But it wasn't enough. It was only the beginning. I wanted to fly bigger airplanes, faster than the 65-horsepower Piper Cub. S. Navy ensign who landed his Grumman F4F Wildcat at Roosevelt Field one day during our Primary CPT Program, taxied up to the ramp, and hopped out. As a few of us student pilots walked around the stubby, dark blue-painted navy fighter plane, the pilot invited us to climb up on the wing to look into the cockpit. The Waco UPF-7 was a great airplane for aerobatics in the Advanced CPT Program at CCNY in the fall of 1940.

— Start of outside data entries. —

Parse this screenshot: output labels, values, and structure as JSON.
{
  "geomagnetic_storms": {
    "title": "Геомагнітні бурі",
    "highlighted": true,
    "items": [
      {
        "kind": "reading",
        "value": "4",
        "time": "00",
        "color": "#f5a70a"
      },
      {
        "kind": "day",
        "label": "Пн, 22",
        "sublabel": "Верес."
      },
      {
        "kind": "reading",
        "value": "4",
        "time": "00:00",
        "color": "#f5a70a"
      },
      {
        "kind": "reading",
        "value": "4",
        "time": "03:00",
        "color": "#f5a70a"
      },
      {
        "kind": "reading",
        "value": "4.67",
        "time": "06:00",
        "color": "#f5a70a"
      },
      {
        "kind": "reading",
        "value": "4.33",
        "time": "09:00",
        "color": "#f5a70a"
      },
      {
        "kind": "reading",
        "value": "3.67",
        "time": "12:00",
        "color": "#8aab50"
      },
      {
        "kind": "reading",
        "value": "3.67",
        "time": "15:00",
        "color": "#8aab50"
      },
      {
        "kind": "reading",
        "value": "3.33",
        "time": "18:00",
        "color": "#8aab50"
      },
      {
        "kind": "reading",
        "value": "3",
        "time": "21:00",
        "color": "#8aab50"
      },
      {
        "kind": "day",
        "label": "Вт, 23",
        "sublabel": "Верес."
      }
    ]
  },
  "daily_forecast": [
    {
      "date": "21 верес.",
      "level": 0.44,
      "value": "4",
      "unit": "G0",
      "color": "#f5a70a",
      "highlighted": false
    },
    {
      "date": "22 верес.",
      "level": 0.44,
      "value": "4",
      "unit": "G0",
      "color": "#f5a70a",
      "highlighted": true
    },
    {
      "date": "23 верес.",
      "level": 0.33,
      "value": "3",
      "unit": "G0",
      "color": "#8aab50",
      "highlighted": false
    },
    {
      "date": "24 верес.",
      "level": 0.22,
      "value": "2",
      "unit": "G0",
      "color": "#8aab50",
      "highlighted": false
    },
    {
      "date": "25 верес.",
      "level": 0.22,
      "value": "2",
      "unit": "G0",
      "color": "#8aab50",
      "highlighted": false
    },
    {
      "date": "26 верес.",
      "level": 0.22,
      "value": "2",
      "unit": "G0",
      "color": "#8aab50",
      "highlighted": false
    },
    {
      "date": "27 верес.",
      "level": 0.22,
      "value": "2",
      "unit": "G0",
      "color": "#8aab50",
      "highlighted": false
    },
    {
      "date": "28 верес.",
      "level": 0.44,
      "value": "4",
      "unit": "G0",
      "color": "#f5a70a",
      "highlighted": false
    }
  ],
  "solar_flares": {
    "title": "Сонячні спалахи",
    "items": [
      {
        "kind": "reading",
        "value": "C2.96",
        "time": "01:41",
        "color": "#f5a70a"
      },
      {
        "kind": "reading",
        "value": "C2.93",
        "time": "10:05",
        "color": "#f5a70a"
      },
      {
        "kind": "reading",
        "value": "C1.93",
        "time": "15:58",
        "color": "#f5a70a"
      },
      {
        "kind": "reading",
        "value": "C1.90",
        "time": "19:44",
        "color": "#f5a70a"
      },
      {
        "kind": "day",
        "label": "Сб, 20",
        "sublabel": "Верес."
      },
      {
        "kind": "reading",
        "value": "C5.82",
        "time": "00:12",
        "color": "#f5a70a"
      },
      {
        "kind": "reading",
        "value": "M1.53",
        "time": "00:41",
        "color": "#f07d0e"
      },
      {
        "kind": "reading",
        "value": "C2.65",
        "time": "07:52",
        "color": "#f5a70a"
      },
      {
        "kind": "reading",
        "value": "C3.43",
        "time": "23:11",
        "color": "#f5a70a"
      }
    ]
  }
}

I sang as loudly and as lustily as any of the other kids. In all my five years, until then, I had never heard "the" word, the hated word, the hateful word. It was never used in our household. " "Oh? " And I sang the ditty. Dead silence, for just a moment, Mom and Dad looking at me with strange expressions on their faces. Anger? Disbelief? Shock? I saw all of these but most of all, ANGER! Breathing hard, speaking in a tone I had never heard before, Dad said: "Son, I am not angry with you, but don't you ever sing that song again.

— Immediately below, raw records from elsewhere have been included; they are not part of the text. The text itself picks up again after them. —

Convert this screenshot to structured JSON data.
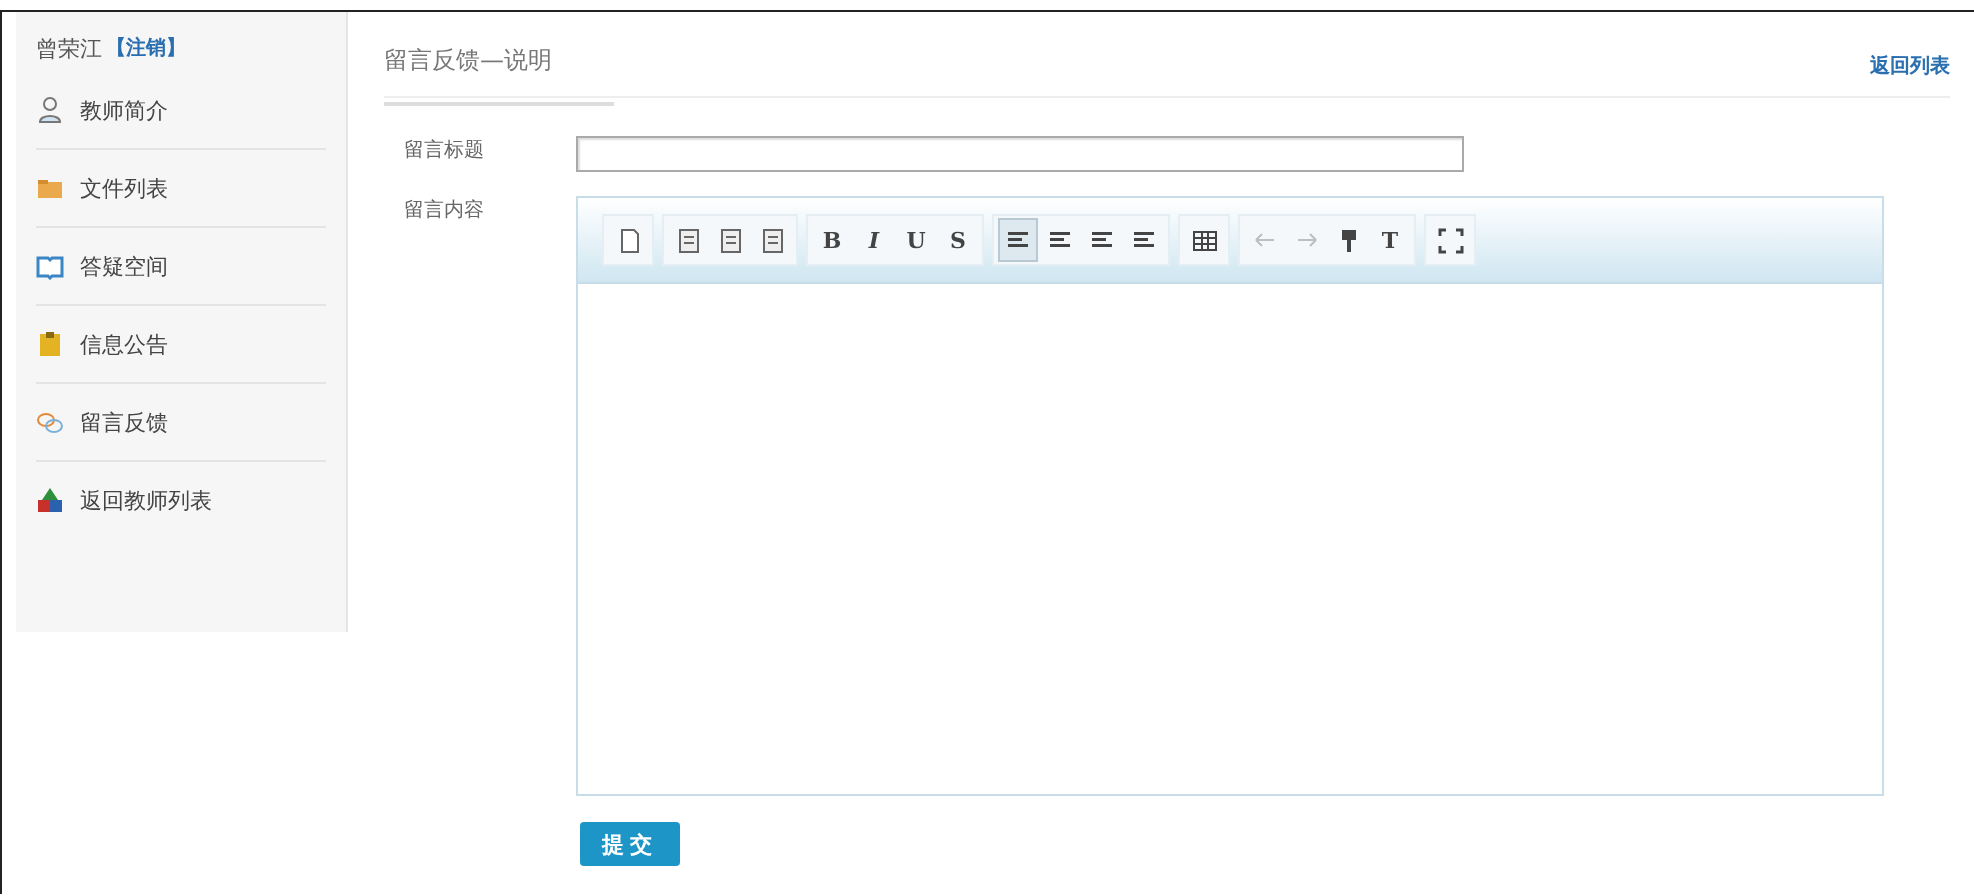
{
  "sidebar": {
    "user": "曾荣江",
    "logout": "【注销】",
    "items": [
      {
        "label": "教师简介",
        "kind": "person"
      },
      {
        "label": "文件列表",
        "kind": "folder"
      },
      {
        "label": "答疑空间",
        "kind": "book"
      },
      {
        "label": "信息公告",
        "kind": "notice"
      },
      {
        "label": "留言反馈",
        "kind": "chat"
      },
      {
        "label": "返回教师列表",
        "kind": "shapes"
      }
    ]
  },
  "header": {
    "title": "留言反馈—说明",
    "back_link": "返回列表"
  },
  "form": {
    "title_label": "留言标题",
    "content_label": "留言内容",
    "toolbar": [
      [
        {
          "kind": "source",
          "selected": false,
          "disabled": false
        }
      ],
      [
        {
          "kind": "paste",
          "selected": false,
          "disabled": false
        },
        {
          "kind": "paste",
          "selected": false,
          "disabled": false
        },
        {
          "kind": "paste",
          "selected": false,
          "disabled": false
        }
      ],
      [
        {
          "kind": "letter",
          "label": "B",
          "selected": false,
          "disabled": false
        },
        {
          "kind": "letter",
          "label": "I",
          "selected": false,
          "disabled": false
        },
        {
          "kind": "letter",
          "label": "U",
          "selected": false,
          "disabled": false
        },
        {
          "kind": "letter",
          "label": "S",
          "selected": false,
          "disabled": false
        }
      ],
      [
        {
          "kind": "align",
          "selected": true,
          "disabled": false
        },
        {
          "kind": "align",
          "selected": false,
          "disabled": false
        },
        {
          "kind": "align",
          "selected": false,
          "disabled": false
        },
        {
          "kind": "align",
          "selected": false,
          "disabled": false
        }
      ],
      [
        {
          "kind": "table",
          "selected": false,
          "disabled": false
        }
      ],
      [
        {
          "kind": "undo",
          "selected": false,
          "disabled": true
        },
        {
          "kind": "redo",
          "selected": false,
          "disabled": true
        },
        {
          "kind": "brush",
          "selected": false,
          "disabled": false
        },
        {
          "kind": "letter",
          "label": "T",
          "selected": false,
          "disabled": false
        }
      ],
      [
        {
          "kind": "fullscreen",
          "selected": false,
          "disabled": false
        }
      ]
    ],
    "submit": "提交"
  }
}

I had almost lost the index finger on my left hand trying to slice a hard loaf of stale bread with one of Dad's razor-sharp carving knives. The blade slipped off the top surface of the stonelike bread; slid down the side, and sliced my finger to the bone at the middle knuckle. Blood spurted, then gushed. " Mom came into the kitchen from somewhere in the apartment, saw my predicament, made a tight bandage with a dish towel, and told me to squeeze the base of the finger. Saying, "Be brave, Sonny, I'll go get your father," she rushed out of our first-floor apartment to the lobby of the building to summon Dad.